**Source material**
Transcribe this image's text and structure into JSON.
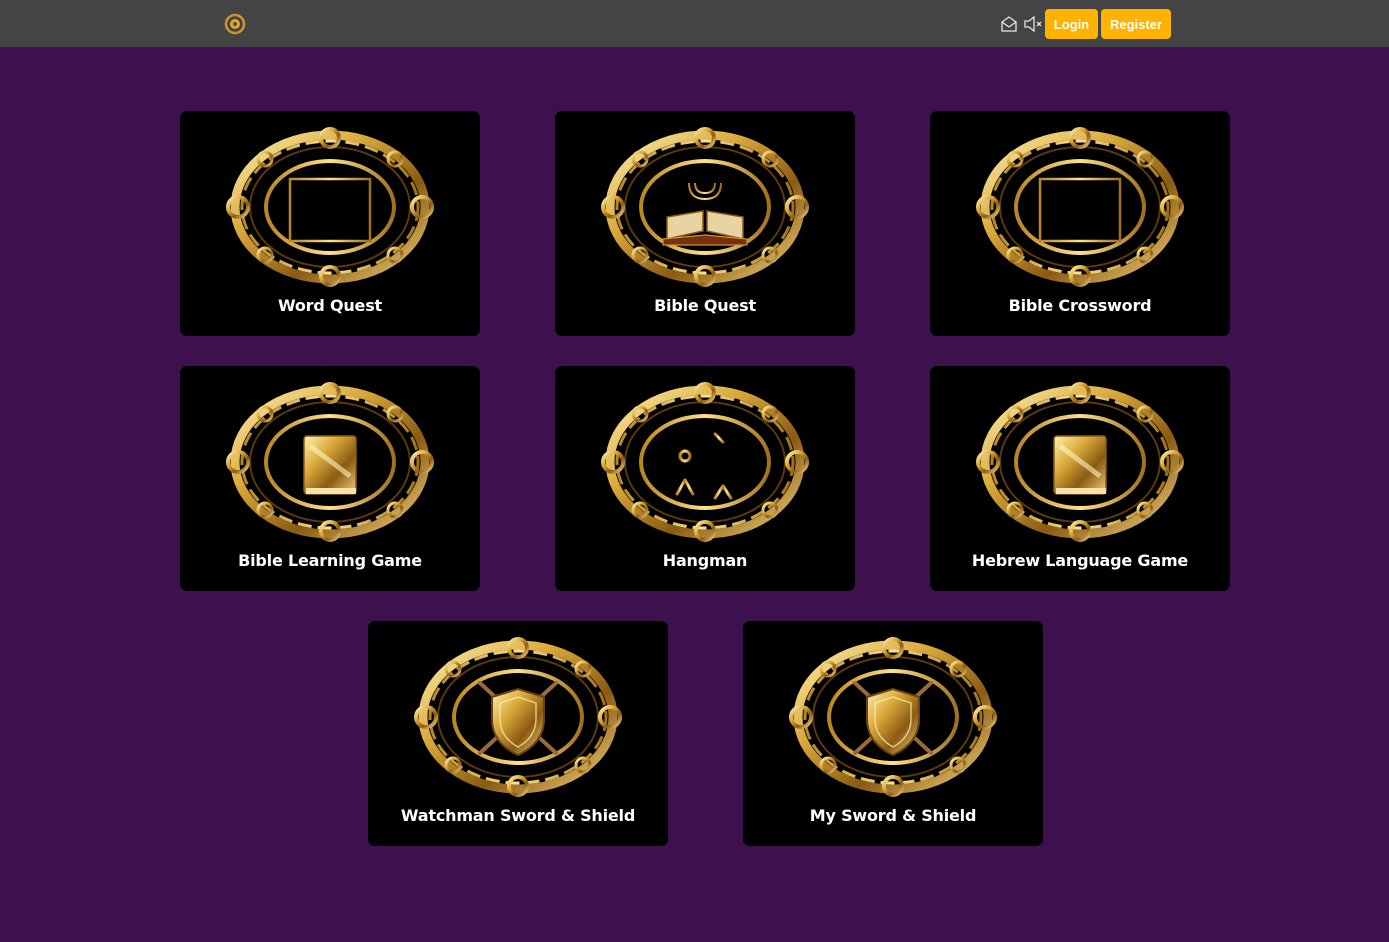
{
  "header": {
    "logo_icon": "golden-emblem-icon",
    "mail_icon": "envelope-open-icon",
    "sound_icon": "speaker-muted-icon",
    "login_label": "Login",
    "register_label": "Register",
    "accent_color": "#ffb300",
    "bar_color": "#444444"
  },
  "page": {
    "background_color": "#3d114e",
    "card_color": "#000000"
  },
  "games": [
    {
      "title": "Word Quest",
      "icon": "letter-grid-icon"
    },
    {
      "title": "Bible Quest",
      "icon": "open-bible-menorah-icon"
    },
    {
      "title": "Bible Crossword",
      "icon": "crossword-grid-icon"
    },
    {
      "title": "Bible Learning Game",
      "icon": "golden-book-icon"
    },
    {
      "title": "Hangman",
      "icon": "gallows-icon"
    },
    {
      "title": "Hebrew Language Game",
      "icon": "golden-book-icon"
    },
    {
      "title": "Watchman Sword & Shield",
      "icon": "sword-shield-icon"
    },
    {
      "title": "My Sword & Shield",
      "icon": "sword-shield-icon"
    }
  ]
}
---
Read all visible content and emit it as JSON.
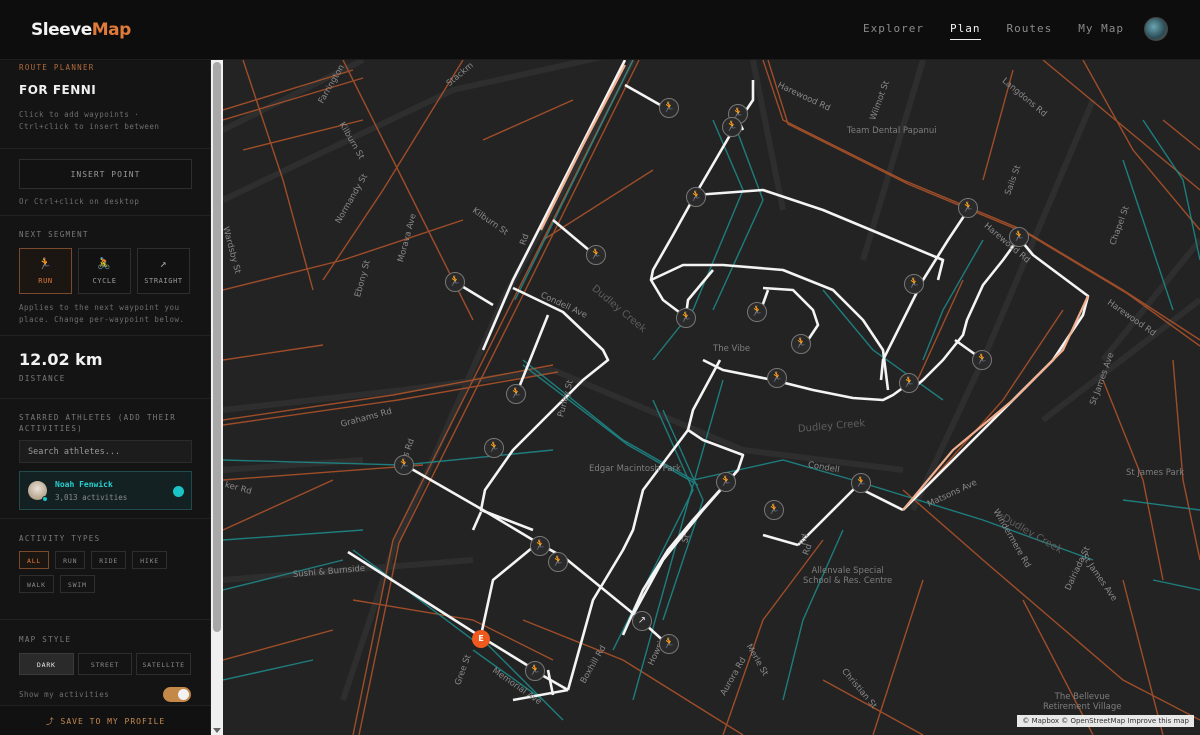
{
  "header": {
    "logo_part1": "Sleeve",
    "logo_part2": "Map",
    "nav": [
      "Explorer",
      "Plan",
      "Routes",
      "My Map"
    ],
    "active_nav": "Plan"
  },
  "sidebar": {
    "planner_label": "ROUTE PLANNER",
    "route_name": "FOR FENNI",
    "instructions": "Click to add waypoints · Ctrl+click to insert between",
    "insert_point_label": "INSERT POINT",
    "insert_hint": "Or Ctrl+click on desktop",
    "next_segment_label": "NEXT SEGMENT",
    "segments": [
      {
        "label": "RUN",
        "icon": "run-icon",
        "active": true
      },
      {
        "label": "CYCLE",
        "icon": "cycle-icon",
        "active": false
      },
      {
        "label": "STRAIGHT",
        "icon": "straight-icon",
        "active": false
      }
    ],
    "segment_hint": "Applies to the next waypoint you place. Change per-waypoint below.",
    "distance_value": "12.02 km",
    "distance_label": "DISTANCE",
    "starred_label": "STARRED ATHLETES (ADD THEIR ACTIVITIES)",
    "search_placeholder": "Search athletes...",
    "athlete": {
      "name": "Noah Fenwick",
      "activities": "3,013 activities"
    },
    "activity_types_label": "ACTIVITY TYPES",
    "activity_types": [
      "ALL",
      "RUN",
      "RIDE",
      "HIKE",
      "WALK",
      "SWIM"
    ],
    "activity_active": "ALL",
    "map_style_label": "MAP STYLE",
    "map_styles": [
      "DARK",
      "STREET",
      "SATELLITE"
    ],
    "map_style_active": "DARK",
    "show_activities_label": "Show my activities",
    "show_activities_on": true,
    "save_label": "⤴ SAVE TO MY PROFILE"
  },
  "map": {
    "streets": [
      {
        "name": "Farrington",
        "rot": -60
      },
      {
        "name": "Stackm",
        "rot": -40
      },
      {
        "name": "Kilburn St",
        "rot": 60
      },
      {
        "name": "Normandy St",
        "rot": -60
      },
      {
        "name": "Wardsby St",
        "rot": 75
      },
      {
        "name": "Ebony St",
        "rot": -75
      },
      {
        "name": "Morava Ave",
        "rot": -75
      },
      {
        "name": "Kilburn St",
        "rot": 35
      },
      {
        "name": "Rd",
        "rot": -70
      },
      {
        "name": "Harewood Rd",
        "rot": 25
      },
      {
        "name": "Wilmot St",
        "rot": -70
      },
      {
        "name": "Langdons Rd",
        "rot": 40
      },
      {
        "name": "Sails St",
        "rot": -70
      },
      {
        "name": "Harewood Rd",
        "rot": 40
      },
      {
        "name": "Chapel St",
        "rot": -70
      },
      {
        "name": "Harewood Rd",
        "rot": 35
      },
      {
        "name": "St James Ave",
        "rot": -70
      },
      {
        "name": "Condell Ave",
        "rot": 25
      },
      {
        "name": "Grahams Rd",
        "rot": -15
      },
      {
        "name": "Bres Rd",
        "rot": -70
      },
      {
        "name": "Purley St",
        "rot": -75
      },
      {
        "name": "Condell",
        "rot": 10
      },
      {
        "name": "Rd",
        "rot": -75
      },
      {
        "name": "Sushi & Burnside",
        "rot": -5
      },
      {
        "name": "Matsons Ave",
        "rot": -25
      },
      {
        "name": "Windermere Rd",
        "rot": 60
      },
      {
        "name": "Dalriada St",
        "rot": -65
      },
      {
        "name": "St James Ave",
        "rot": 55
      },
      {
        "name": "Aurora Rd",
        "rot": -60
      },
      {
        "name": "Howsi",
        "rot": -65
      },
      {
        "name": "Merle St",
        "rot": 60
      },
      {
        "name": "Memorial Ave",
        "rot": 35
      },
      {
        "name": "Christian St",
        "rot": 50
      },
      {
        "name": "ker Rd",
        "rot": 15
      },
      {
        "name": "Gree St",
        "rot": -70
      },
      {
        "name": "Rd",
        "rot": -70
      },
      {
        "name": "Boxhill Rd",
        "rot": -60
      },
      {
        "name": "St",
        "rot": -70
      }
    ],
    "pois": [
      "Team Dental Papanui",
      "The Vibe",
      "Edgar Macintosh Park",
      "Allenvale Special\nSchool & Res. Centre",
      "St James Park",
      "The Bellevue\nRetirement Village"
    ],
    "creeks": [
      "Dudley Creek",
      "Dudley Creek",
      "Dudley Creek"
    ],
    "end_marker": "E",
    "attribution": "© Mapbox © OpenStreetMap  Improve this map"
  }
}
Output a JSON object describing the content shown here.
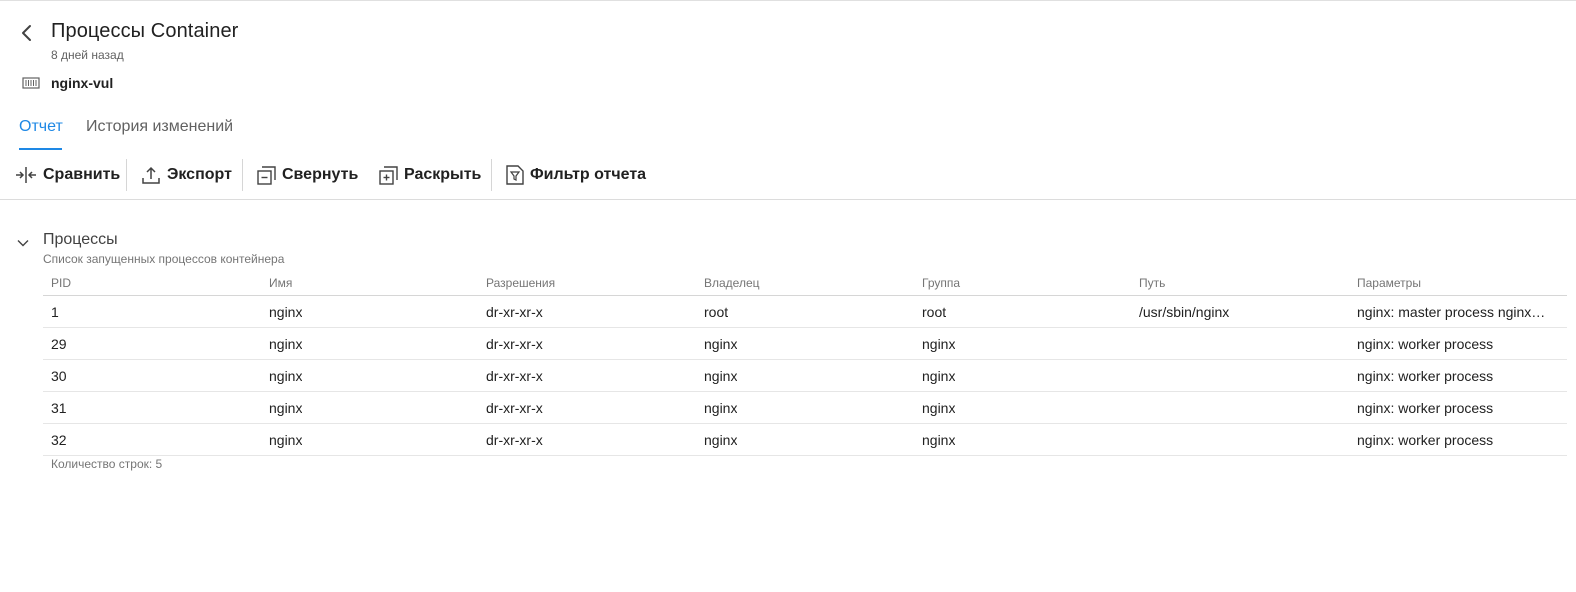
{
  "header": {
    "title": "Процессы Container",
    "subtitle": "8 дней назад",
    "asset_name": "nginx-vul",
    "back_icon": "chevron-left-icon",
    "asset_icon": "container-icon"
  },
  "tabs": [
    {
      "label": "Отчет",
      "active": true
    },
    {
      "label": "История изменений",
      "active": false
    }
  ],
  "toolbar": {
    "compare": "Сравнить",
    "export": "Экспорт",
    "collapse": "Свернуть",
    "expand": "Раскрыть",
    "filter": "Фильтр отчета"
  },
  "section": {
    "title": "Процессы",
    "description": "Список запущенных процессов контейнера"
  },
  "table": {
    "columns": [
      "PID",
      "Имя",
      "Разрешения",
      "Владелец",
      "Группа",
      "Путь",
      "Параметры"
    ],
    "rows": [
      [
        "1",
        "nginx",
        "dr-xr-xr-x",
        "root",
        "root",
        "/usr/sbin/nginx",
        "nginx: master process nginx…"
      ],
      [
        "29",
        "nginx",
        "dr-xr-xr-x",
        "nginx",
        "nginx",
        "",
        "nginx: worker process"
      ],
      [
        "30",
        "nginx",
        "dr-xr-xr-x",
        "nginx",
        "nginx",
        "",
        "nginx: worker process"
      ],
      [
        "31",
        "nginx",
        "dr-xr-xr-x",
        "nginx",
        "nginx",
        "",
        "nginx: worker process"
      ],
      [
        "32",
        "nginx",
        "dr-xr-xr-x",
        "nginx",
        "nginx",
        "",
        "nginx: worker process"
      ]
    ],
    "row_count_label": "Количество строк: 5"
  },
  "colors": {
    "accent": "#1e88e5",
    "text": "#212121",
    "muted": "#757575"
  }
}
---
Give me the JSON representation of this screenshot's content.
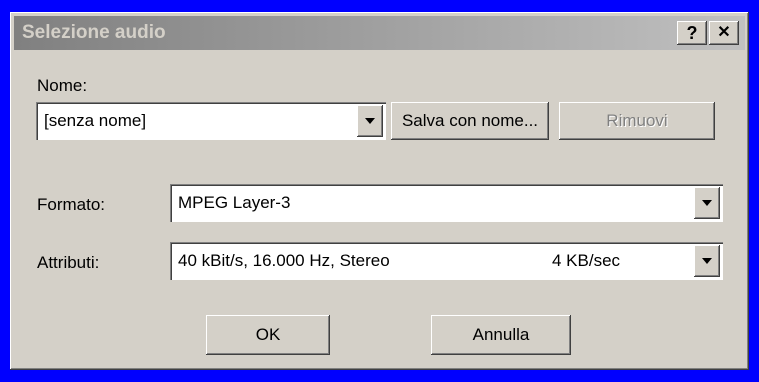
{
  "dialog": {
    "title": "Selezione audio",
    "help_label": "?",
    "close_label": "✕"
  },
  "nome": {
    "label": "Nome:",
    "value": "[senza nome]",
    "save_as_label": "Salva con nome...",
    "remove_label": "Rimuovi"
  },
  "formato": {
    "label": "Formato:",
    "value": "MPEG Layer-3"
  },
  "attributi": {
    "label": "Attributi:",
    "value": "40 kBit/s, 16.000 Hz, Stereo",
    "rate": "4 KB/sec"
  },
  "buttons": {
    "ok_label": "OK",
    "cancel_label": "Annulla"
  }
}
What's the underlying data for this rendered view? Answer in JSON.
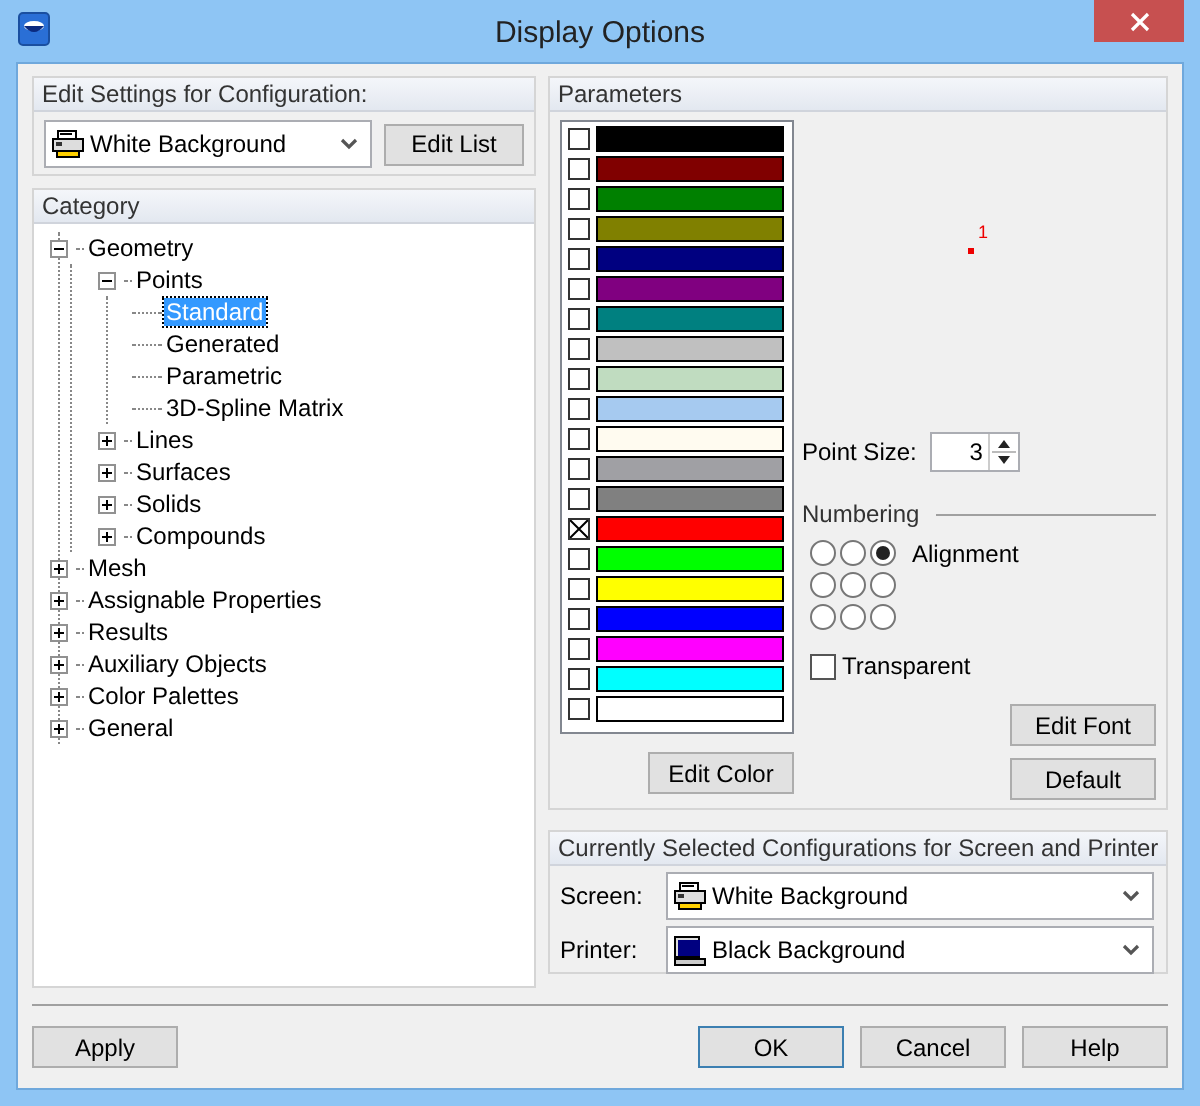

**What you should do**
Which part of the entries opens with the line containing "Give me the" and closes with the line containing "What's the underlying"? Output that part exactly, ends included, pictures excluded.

**Task result**
Give me the JSON representation of this screenshot's content.
{
  "dialog": {
    "title": "Selezione audio",
    "help_label": "?",
    "close_label": "✕"
  },
  "nome": {
    "label": "Nome:",
    "value": "[senza nome]",
    "save_as_label": "Salva con nome...",
    "remove_label": "Rimuovi"
  },
  "formato": {
    "label": "Formato:",
    "value": "MPEG Layer-3"
  },
  "attributi": {
    "label": "Attributi:",
    "value": "40 kBit/s, 16.000 Hz, Stereo",
    "rate": "4 KB/sec"
  },
  "buttons": {
    "ok_label": "OK",
    "cancel_label": "Annulla"
  }
}
What's the underlying data for this rendered view? Answer in JSON.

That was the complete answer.